rageBy Matt C. Abbott

In light of the recent story about notorious pro-abortion nun Donna Quinn’s “moonlighting” as an abortion mill escort — deathscort would be a more appropriate term, actually — and in light of Rome’s doctrinal investigation of the Leadership Conference of Women Religious, I offer the following lengthy excerpt of Catholic author Donna Steichen’s book Ungodly Rage: The Hidden Face of Catholic Feminism.

Although published in 1991, much of Mrs. Steichen’s excellent analysis of radical feminism’s infiltration into the Church is still timely and thought-provoking.

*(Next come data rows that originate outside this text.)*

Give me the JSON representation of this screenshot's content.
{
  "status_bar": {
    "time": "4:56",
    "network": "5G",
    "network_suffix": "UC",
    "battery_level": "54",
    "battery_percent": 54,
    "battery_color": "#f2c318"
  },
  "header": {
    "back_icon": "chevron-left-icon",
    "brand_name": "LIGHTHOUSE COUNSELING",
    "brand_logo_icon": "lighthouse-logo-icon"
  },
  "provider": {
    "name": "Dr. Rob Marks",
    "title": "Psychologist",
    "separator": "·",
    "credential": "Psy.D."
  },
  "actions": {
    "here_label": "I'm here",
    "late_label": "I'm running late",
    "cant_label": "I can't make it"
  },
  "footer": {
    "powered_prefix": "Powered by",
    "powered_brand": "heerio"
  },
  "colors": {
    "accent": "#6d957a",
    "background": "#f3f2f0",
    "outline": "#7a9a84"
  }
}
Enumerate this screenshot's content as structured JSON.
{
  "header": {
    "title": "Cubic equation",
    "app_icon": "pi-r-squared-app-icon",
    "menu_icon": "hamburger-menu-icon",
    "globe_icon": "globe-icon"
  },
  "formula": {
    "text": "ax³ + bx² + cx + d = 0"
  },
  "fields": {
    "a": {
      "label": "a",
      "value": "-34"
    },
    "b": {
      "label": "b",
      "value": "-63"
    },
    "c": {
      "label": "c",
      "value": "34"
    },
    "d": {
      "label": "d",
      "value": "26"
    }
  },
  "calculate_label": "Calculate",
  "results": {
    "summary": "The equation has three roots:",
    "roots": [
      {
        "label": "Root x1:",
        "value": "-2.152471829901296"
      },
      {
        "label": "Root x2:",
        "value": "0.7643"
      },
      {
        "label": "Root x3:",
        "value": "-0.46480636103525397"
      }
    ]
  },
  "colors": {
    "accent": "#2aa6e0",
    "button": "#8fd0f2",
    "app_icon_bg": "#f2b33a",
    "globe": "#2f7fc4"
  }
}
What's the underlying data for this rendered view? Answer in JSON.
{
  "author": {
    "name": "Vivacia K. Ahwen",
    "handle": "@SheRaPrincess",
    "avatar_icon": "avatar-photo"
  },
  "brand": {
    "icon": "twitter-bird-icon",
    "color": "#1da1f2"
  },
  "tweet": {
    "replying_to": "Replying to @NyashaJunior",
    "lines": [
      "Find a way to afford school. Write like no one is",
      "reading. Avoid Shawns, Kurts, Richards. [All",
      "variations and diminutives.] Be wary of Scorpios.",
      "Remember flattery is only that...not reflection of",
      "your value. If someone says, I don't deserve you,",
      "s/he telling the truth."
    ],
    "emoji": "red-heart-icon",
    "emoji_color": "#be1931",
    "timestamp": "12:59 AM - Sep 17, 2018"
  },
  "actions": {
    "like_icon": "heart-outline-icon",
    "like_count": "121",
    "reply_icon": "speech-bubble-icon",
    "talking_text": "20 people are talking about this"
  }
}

Thanks to Mrs. Steichen and Mark Brumley of Ignatius Press for allowing me to reprint this material (minus footnotes).

The more things “change,” the more they stay the same, indeed.

Read some excerpts

Download the E-Book